About this task: From the records below, return every line containing the word "datos".

[Data records for software interfaces]
+ + + + +
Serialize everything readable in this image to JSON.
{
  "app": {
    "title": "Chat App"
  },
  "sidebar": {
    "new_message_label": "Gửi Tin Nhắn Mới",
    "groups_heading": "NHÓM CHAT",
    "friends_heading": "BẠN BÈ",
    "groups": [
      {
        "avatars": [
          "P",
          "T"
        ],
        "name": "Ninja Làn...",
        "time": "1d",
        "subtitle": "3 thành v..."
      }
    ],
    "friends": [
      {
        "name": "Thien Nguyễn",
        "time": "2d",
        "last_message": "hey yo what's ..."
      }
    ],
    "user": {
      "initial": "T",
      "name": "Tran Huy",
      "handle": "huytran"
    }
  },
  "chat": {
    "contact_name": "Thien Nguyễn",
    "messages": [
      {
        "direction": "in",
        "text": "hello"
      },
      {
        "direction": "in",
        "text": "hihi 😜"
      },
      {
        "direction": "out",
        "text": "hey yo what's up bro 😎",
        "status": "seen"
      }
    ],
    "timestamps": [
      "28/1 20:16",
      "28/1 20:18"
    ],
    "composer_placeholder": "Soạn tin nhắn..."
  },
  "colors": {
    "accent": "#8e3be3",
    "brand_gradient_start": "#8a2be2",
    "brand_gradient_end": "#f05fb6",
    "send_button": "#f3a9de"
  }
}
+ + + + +
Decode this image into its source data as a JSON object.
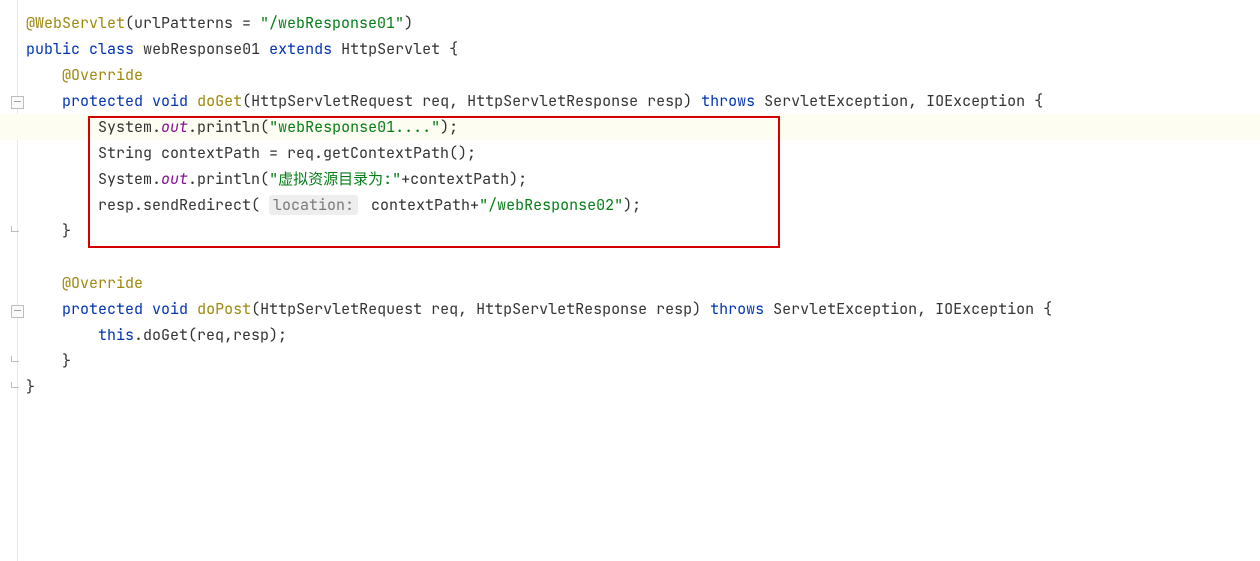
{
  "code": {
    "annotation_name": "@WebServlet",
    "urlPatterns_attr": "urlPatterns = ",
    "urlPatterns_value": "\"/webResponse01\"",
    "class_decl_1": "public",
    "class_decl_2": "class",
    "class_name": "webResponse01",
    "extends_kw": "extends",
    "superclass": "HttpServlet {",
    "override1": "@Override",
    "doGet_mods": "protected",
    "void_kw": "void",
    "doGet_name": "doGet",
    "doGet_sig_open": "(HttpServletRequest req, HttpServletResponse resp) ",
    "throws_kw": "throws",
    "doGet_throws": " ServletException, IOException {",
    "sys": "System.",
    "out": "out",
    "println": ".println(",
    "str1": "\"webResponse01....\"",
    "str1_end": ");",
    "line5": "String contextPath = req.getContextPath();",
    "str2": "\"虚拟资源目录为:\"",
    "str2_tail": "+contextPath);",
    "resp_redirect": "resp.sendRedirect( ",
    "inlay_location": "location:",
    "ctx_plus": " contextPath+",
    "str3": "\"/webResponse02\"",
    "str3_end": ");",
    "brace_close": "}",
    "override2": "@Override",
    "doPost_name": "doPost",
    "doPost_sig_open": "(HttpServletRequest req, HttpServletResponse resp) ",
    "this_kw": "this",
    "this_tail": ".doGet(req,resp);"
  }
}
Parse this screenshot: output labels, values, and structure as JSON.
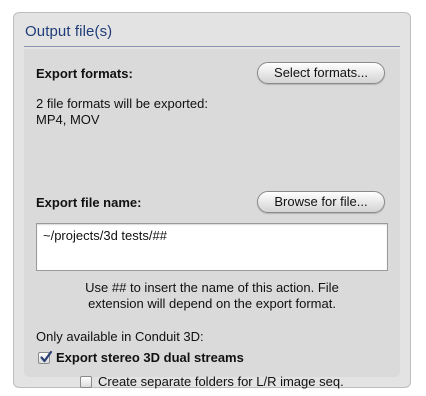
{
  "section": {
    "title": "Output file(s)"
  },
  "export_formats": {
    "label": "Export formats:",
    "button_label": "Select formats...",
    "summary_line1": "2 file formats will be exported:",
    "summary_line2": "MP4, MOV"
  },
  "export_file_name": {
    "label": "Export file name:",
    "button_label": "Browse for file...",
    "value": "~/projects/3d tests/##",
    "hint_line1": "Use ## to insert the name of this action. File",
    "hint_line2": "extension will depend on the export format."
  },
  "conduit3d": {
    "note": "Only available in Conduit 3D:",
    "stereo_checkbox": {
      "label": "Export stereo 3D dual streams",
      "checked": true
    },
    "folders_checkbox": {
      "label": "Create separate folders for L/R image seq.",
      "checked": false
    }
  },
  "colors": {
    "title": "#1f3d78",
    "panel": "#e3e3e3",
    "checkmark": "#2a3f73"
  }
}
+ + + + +
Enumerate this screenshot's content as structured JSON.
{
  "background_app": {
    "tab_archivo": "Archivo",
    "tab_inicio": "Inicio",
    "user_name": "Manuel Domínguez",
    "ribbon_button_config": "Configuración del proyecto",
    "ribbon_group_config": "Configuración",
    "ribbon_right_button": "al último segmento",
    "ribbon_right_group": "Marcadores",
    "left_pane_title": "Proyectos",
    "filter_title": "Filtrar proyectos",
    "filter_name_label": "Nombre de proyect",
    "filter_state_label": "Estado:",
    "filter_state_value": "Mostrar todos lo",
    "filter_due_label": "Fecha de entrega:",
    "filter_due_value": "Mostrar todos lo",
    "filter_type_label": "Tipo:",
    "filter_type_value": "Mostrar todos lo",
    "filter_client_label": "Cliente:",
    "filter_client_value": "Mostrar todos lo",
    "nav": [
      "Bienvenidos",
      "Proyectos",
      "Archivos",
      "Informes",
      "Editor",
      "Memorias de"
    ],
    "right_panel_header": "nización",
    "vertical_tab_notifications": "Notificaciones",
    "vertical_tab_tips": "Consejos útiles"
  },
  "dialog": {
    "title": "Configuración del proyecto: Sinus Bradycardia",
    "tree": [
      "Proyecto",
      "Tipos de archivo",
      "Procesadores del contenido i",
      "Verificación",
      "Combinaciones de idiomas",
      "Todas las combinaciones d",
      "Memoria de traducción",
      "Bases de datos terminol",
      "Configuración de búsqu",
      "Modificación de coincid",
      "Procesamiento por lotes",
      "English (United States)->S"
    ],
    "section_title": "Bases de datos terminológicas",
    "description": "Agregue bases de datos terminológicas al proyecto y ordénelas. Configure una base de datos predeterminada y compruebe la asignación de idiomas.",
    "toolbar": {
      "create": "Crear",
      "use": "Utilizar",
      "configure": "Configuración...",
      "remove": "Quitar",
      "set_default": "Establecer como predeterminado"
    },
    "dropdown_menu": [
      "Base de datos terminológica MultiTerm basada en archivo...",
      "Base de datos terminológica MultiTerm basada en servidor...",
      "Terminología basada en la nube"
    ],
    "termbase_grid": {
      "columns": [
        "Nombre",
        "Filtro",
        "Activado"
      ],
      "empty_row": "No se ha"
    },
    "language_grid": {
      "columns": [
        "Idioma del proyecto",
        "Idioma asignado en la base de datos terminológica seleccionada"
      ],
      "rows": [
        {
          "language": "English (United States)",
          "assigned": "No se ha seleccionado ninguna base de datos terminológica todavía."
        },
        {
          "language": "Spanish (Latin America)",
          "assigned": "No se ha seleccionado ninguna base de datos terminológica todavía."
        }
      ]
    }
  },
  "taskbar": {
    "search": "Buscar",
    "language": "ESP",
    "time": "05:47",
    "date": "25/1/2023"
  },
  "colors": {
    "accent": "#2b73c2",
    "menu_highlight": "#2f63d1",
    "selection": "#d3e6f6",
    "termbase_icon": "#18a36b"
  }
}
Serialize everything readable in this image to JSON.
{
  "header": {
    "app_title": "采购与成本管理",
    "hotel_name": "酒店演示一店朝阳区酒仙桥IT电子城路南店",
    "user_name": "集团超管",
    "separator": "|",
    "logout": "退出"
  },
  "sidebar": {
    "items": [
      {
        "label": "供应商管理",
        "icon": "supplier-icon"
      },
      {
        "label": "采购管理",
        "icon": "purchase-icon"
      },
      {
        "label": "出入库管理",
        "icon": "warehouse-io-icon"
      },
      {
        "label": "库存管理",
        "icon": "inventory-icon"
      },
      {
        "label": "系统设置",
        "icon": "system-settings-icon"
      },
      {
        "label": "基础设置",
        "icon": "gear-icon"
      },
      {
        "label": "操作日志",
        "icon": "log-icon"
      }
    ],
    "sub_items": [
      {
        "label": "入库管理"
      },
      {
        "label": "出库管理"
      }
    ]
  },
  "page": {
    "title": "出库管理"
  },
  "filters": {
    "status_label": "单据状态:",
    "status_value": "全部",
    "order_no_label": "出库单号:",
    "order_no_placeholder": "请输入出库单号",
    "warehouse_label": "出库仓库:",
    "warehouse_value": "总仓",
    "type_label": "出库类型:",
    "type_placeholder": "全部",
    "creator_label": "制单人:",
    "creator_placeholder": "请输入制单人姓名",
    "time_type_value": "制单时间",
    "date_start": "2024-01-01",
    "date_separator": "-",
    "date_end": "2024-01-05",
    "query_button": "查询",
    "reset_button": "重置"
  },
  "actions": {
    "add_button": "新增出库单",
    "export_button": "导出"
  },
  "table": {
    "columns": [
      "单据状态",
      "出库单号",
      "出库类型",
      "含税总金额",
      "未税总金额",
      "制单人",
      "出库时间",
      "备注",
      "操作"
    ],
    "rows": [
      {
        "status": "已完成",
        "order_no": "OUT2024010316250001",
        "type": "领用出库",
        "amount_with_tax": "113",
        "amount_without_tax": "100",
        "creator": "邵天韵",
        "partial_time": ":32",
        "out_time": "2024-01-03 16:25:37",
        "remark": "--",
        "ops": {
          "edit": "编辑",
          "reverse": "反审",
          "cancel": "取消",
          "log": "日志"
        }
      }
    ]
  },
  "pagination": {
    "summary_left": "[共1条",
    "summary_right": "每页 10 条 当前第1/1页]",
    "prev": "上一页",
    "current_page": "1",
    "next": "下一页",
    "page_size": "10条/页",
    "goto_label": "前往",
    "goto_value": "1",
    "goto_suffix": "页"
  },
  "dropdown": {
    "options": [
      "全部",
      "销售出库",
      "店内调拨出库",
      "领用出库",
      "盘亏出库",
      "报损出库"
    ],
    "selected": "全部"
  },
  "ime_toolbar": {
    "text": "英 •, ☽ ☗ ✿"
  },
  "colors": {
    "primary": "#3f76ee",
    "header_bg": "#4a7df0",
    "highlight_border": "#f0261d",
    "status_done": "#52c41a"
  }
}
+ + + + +
Task solution:
      "Bases de datos terminol",
    "section_title": "Bases de datos terminológicas",
    "description": "Agregue bases de datos terminológicas al proyecto y ordénelas. Configure una base de datos predeterminada y compruebe la asignación de idiomas.",
      "Base de datos terminológica MultiTerm basada en archivo...",
      "Base de datos terminológica MultiTerm basada en servidor...",
        "Idioma asignado en la base de datos terminológica seleccionada"
          "assigned": "No se ha seleccionado ninguna base de datos terminológica todavía."
          "assigned": "No se ha seleccionado ninguna base de datos terminológica todavía."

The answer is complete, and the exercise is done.